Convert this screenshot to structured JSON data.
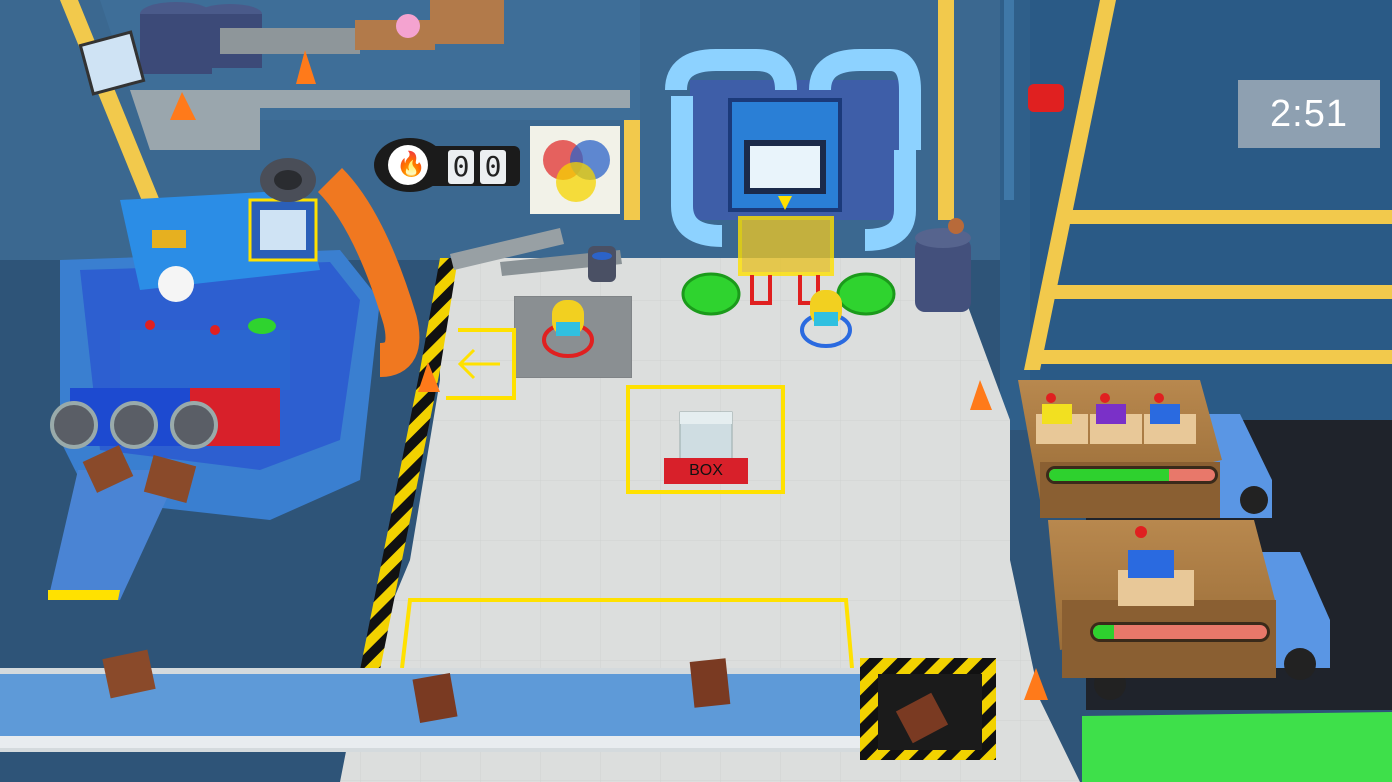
{
  "hud": {
    "timer": "2:51",
    "score_digits": [
      "0",
      "0"
    ],
    "score_icon": "flame-icon"
  },
  "station": {
    "box_label": "BOX"
  },
  "orders": [
    {
      "items": [
        "yellow-box",
        "purple-box",
        "blue-box"
      ],
      "progress": 0.72
    },
    {
      "items": [
        "blue-box"
      ],
      "progress": 0.12
    }
  ],
  "colors": {
    "wall": "#3d6a96",
    "floor": "#d9dcdc",
    "hazard_yellow": "#f5d400",
    "accent_red": "#d8202a",
    "progress_green": "#2ed12e",
    "progress_red": "#e8786a",
    "button_green": "#2fd32f"
  }
}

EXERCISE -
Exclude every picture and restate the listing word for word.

OUTPUT OF THE EXERCISE -
Convert this screenshot to structured JSON data.
{
  "hud": {
    "timer": "2:51",
    "score_digits": [
      "0",
      "0"
    ],
    "score_icon": "flame-icon"
  },
  "station": {
    "box_label": "BOX"
  },
  "orders": [
    {
      "items": [
        "yellow-box",
        "purple-box",
        "blue-box"
      ],
      "progress": 0.72
    },
    {
      "items": [
        "blue-box"
      ],
      "progress": 0.12
    }
  ],
  "colors": {
    "wall": "#3d6a96",
    "floor": "#d9dcdc",
    "hazard_yellow": "#f5d400",
    "accent_red": "#d8202a",
    "progress_green": "#2ed12e",
    "progress_red": "#e8786a",
    "button_green": "#2fd32f"
  }
}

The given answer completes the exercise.